El Perro Del Mar at the Brattle. Photo by: ANNE WERMIEL
Sarah Assbring and Victoria Bergsman — who perform, respectively, under the names El Perro del Mar and Taken by Trees — both seemed unnerved by the venue. Assbring, remarking on the strangeness of performing next to a giant backlit clock, sent marked glances at it throughout her set. Bergsman, after several minutes of full-on dance folk aimed at a largely inert crowd, remarked that the theater seats looked comfortable — "too comfortable." Only one dreadlocked couple heeded her first request to get up and dance; it wasn't until the second half of her performance that the front rows joined them.

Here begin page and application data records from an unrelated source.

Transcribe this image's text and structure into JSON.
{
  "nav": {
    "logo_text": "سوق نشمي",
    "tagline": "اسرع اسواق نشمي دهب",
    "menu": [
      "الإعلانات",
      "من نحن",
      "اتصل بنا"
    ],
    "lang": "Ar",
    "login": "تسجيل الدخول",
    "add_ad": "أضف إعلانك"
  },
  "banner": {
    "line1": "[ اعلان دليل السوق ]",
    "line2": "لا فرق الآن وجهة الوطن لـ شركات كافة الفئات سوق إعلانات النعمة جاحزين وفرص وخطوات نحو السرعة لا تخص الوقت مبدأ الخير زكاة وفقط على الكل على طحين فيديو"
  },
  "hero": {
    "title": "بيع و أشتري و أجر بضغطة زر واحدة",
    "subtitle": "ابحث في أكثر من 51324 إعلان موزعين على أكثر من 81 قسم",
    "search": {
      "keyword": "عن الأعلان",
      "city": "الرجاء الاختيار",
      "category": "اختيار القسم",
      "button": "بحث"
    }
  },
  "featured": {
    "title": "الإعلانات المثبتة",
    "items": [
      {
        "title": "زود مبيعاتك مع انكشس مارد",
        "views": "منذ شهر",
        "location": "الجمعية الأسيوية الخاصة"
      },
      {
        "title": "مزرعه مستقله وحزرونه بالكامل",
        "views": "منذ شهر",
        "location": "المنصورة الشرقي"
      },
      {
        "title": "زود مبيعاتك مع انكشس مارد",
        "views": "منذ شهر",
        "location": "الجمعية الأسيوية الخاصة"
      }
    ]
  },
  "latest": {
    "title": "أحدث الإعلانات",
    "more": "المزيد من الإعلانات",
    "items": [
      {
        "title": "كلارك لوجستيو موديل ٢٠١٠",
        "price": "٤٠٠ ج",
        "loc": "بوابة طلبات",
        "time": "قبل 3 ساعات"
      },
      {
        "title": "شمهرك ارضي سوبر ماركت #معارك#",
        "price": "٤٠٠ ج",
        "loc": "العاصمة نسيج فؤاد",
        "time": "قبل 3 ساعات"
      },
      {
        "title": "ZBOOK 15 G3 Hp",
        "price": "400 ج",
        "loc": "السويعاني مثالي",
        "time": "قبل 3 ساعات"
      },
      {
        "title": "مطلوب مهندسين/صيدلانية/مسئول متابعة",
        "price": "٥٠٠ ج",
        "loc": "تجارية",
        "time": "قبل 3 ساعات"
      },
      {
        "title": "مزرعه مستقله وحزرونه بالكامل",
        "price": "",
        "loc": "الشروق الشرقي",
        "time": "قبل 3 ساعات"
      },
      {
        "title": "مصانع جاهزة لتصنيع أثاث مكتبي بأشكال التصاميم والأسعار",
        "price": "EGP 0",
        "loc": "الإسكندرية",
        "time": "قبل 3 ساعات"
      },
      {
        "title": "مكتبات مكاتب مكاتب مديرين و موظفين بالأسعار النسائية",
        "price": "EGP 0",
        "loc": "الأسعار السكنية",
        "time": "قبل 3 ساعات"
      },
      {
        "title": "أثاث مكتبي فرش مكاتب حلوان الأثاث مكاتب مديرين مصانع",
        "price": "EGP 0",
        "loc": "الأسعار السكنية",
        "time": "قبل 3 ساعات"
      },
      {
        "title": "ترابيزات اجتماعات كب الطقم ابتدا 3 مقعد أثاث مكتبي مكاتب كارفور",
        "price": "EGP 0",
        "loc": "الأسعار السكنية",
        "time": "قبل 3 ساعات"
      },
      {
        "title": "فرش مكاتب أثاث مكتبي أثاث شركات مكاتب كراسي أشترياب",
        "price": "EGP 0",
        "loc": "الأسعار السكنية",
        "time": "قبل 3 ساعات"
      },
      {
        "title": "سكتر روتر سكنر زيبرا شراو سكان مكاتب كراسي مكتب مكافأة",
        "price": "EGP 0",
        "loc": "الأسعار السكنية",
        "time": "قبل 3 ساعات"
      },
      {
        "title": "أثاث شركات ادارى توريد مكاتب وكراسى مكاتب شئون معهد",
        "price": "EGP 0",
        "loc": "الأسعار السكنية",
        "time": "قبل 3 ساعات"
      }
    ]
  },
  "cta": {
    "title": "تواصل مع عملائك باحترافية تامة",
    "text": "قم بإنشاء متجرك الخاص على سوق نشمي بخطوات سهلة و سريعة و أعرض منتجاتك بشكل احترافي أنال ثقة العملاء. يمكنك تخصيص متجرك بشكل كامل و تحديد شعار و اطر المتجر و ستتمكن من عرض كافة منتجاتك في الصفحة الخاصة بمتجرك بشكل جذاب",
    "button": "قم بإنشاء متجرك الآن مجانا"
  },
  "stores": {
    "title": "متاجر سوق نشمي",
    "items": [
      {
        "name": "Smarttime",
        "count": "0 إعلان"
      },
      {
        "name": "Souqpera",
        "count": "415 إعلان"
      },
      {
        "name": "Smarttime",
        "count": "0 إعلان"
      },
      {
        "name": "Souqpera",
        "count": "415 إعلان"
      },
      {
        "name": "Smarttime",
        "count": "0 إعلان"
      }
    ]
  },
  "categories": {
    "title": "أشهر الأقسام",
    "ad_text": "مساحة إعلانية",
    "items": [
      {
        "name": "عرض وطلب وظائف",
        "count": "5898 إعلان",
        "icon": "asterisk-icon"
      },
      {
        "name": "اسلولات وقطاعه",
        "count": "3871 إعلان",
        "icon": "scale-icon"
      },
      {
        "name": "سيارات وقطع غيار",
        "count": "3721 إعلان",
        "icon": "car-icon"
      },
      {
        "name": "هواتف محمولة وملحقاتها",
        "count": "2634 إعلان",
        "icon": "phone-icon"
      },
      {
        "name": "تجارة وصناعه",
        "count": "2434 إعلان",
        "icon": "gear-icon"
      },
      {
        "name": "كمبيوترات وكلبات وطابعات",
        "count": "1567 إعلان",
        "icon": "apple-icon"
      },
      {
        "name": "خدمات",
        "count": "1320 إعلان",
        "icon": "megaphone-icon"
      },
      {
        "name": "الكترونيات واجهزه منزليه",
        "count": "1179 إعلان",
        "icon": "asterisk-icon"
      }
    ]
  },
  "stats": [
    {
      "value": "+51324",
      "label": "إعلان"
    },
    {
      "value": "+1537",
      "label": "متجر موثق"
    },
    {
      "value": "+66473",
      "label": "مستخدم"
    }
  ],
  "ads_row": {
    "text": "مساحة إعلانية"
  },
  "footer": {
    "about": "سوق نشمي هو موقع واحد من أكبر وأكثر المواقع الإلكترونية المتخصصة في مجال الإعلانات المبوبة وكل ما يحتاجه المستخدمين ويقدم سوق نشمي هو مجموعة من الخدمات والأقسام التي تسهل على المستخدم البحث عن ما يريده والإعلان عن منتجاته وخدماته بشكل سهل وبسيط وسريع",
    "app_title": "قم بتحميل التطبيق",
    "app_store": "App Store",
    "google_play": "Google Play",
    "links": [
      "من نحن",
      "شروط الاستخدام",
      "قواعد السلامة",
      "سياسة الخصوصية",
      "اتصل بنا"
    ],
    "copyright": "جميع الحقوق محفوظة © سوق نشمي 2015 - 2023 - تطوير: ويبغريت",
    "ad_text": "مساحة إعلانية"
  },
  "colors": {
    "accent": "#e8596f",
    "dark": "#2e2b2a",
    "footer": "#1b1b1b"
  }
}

Unwelcome fluorescence and audience inactivity aside, Friday's show had much to offer fans of indie singer-songwriters — Swedish, female, or otherwise. Assbring, who performed first, traded her once spare, haunting mope pop for a set that would have done Belinda Carlisle proud. Channeling Designing Women in parachute pants, a billowing tunic, and chunky gold hoops, she hopped and windmilled her way through her latest record, Love Is Not Pop (The Control Group). Her transformation was so total that she enlivened "Party," the signature dirge off her first record, with a jazzy backbeat, shimmies, and Wild Heart–era Stevie Nicks vocals. This speedy new style approaches David Byrne at his most frenetic, and it channels her idol, Lou Reed, in the defiance with which she holds her guitar. It suits her.

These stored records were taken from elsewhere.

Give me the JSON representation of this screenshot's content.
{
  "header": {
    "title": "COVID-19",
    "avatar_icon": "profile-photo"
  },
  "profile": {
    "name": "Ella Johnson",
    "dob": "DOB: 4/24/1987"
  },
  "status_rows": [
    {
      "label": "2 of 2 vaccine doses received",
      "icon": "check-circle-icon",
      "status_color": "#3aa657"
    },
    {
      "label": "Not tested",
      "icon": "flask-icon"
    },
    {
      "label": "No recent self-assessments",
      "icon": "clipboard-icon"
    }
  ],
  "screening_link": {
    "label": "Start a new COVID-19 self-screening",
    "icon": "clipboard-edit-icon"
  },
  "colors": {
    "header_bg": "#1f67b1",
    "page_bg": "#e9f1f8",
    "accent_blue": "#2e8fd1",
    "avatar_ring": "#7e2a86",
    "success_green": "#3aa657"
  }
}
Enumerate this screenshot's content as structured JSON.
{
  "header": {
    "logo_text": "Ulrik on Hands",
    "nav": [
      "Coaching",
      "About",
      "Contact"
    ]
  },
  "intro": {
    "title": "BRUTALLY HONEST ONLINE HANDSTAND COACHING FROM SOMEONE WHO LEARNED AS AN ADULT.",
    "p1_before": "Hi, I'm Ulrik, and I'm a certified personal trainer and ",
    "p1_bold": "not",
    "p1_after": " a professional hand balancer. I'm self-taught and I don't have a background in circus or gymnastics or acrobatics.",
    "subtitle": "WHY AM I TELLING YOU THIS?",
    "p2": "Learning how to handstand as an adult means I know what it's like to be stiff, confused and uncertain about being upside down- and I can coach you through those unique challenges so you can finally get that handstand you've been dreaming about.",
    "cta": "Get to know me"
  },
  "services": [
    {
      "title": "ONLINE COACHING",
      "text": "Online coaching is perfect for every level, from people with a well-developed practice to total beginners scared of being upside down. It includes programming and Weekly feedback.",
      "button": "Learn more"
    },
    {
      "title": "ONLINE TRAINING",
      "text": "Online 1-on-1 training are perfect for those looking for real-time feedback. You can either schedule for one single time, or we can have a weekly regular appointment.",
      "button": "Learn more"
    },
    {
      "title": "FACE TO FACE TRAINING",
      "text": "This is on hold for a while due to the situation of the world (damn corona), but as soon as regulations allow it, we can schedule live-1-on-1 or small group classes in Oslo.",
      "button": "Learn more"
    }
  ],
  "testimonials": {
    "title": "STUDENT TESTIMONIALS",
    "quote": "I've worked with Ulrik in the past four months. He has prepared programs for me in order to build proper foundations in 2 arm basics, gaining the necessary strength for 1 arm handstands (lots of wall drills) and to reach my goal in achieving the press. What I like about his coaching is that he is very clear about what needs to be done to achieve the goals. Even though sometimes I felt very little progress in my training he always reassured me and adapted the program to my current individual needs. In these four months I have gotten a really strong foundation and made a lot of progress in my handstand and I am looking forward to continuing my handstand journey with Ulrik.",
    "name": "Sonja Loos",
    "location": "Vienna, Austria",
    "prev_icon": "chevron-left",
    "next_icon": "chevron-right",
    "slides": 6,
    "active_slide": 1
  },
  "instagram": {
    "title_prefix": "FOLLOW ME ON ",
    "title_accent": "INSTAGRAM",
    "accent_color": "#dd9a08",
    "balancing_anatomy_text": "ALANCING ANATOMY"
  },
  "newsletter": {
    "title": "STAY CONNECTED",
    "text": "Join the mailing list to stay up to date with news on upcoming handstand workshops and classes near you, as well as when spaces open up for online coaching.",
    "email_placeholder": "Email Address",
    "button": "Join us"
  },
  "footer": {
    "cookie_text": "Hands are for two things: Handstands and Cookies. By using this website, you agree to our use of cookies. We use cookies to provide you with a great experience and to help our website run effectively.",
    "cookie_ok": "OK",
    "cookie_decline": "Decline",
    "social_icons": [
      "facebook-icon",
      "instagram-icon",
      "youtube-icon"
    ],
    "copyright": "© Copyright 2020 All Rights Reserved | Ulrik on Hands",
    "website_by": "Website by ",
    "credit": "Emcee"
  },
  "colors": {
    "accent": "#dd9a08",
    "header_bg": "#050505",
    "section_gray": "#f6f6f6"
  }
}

Taken by Trees was something else altogether. Bergsman's set began with an overlong music video of Pakistanis engaged in daily ritual. Potentially befuddling to anyone who didn't know that East of Eden, her most recent album on Rough Trade, was recorded in Pakistan with local musicians, the film seemed to pander to the NPR crowd. East of Eden's rhythmic, woodland folk is heavy on the psychedelic overtones, and Bergsman's performance was accompanied by trippy visuals. Footage of a foraging red panda paid tribute to her collaborator Noah Lennox (Animal Collective's Panda Bear); shots of Bergsman herself were appended to "My Boys," her fey, ebullient interpretation of Animal Collective's "My Girls."

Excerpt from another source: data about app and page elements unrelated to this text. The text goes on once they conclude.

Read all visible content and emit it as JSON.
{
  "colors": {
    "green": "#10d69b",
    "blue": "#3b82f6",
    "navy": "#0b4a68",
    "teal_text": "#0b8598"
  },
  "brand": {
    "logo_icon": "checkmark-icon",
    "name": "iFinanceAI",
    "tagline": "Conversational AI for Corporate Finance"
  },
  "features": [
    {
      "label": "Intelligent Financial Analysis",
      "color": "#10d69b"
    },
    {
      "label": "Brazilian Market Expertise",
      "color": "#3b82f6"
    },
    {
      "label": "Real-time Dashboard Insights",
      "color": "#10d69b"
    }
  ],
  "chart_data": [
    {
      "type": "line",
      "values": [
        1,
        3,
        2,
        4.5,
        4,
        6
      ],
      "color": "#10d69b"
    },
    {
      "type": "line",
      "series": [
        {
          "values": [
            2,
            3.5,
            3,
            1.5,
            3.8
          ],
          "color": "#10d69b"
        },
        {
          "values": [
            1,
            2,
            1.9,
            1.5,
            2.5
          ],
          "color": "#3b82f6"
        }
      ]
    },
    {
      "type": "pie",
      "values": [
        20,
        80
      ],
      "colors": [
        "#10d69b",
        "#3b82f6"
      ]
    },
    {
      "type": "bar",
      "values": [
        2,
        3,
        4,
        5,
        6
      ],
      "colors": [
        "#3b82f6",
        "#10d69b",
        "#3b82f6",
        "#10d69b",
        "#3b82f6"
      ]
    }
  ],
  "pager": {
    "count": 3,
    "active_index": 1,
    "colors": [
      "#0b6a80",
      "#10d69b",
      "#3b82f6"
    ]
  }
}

Although many of them were just the usual stills of grass, sky, and flowers, the visuals were responsible for the one real doozy of the night. Bergsman dedicated her punny number "The Greyest Love of All" to her "furry friend" — who some audience members were disappointed to learn is her cat. Completing the dedication was a photo of tiny Sheba looking wistful in the high grass. Let it be recorded that for all the whimsy the hipster consensus may abide, people still laugh when a cheesecake picture of a cat is flashed before them.